REQUIRED WORK>
Which lines in the records below contain the word "stamp"? Copy each of them.

DATA FOR REVIEW>
☆ ☆ ☆

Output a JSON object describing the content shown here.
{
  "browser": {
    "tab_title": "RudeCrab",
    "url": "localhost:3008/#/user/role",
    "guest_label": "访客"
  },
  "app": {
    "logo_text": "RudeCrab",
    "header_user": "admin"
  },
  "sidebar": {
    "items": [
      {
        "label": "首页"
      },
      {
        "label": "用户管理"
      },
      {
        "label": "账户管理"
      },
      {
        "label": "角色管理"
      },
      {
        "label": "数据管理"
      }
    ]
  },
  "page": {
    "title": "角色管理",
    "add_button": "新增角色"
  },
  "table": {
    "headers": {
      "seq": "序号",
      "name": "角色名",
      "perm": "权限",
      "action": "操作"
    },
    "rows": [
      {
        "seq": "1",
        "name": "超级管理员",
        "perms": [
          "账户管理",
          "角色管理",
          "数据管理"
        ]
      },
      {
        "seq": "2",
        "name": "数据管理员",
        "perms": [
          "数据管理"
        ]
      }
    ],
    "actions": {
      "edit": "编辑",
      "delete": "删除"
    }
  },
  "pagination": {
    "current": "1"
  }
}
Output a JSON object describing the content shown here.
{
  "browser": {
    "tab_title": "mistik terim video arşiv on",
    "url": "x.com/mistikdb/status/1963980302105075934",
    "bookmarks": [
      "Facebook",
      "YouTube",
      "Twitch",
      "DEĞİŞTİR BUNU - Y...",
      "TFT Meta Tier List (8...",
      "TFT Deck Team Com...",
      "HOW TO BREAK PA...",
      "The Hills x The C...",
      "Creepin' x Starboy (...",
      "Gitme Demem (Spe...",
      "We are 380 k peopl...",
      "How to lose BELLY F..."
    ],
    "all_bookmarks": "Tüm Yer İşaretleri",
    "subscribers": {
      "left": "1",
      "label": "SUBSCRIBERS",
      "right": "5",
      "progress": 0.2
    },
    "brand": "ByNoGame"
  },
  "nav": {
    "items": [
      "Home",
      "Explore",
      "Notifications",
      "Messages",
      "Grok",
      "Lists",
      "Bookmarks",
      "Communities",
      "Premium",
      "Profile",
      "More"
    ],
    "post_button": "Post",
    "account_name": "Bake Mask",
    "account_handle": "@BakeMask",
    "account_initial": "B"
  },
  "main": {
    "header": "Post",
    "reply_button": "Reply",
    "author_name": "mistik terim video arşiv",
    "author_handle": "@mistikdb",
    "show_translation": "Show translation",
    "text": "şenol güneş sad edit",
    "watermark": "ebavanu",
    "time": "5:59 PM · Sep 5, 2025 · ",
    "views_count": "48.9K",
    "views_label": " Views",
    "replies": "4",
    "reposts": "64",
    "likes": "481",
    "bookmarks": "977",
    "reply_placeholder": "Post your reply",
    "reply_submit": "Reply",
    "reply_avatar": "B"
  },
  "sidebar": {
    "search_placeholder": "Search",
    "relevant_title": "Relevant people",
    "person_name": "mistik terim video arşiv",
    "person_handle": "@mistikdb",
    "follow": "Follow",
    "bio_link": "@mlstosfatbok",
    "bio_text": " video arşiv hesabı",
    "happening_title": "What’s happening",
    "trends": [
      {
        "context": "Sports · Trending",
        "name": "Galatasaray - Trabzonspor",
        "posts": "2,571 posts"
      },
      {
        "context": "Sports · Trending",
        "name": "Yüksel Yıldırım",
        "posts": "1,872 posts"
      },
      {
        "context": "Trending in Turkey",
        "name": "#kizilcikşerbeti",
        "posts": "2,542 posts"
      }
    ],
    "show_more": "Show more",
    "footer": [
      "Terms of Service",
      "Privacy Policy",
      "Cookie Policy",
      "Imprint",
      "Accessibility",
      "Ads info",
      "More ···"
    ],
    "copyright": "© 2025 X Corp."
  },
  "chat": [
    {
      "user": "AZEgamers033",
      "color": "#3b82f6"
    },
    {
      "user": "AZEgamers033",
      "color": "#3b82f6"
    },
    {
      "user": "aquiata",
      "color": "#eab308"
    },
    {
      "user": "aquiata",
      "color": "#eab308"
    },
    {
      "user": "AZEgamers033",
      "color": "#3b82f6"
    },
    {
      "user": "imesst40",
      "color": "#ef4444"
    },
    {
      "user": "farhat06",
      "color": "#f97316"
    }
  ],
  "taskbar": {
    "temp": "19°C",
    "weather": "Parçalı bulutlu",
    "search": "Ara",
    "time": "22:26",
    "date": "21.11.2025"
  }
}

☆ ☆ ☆

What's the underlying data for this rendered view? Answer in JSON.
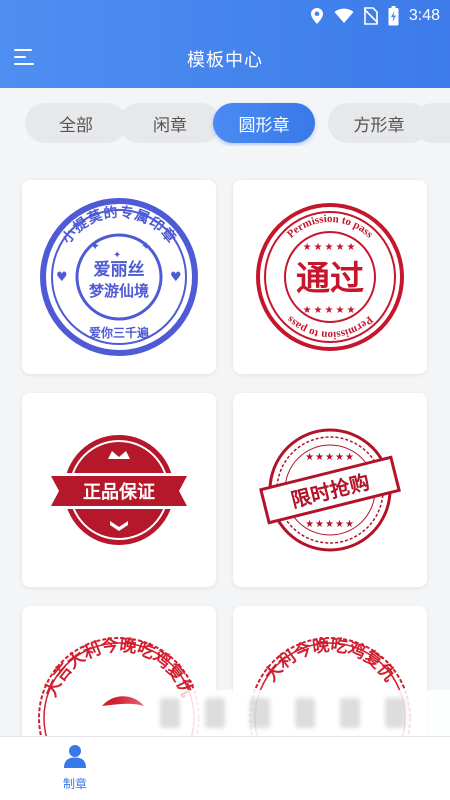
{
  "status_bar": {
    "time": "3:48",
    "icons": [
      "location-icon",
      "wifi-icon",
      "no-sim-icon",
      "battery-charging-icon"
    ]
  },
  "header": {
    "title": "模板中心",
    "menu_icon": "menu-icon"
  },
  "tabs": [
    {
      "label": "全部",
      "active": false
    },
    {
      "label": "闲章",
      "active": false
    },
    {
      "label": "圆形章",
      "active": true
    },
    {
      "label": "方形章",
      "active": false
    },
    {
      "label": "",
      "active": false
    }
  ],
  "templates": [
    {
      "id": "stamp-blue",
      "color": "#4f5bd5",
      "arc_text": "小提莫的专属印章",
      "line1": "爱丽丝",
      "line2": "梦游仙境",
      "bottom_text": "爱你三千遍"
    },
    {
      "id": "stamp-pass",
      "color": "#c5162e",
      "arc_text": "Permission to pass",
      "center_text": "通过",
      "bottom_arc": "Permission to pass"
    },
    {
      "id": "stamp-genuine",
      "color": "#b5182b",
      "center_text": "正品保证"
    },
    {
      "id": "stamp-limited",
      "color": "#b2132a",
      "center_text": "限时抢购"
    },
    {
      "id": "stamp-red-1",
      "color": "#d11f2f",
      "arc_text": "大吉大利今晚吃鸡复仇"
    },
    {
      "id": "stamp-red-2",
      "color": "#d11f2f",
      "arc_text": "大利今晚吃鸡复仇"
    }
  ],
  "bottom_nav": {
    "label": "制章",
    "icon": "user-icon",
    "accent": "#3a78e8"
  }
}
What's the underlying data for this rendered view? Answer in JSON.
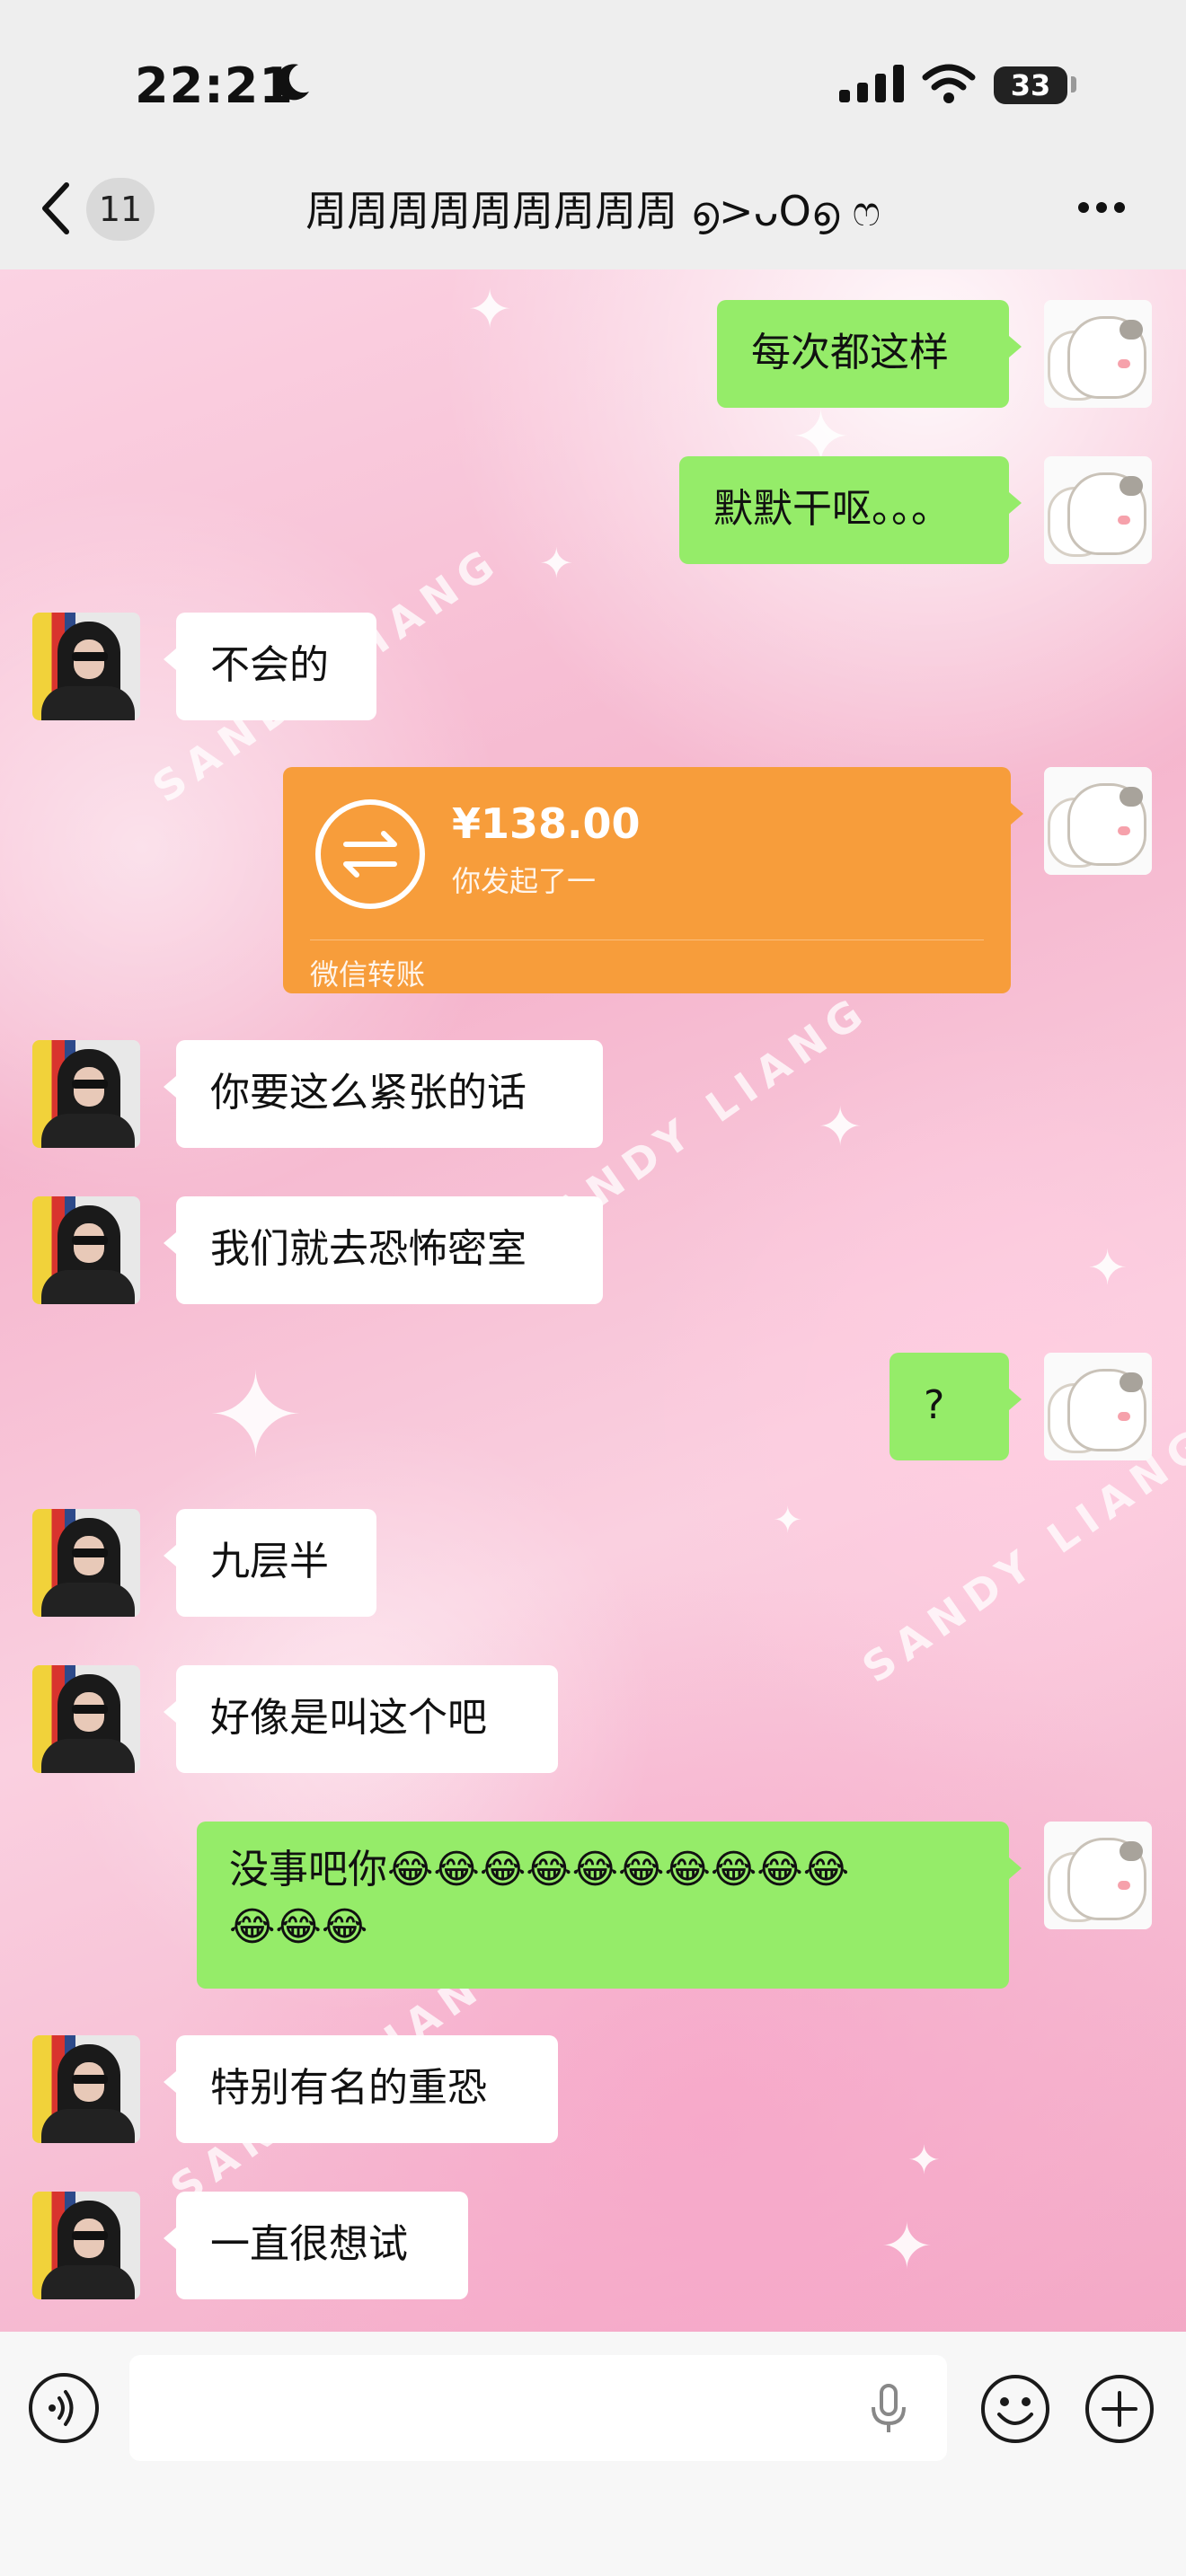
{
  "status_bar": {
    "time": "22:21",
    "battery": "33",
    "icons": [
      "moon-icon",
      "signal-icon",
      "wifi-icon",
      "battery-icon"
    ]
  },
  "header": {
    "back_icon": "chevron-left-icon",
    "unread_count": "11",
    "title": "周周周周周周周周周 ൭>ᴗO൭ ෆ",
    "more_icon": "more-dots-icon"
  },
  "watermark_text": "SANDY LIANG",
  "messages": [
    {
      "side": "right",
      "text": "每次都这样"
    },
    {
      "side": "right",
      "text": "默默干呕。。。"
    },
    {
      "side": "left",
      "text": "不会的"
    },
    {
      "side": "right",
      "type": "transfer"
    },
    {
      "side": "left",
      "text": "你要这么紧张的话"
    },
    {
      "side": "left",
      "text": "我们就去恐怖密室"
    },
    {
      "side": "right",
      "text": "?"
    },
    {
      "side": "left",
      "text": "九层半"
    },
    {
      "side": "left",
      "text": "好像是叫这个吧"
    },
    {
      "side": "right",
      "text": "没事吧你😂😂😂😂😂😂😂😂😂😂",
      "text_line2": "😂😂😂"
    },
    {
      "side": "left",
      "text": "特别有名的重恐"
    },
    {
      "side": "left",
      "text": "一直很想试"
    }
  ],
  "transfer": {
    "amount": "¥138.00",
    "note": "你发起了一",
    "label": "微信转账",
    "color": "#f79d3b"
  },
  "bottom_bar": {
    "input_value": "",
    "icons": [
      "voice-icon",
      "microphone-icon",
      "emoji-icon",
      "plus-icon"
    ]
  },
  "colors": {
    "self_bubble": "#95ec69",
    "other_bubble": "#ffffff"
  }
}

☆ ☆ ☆

RESPONSE AREA>
      "id": "stamp-blue",
      "id": "stamp-pass",
      "id": "stamp-genuine",
      "id": "stamp-limited",
      "id": "stamp-red-1",
      "id": "stamp-red-2",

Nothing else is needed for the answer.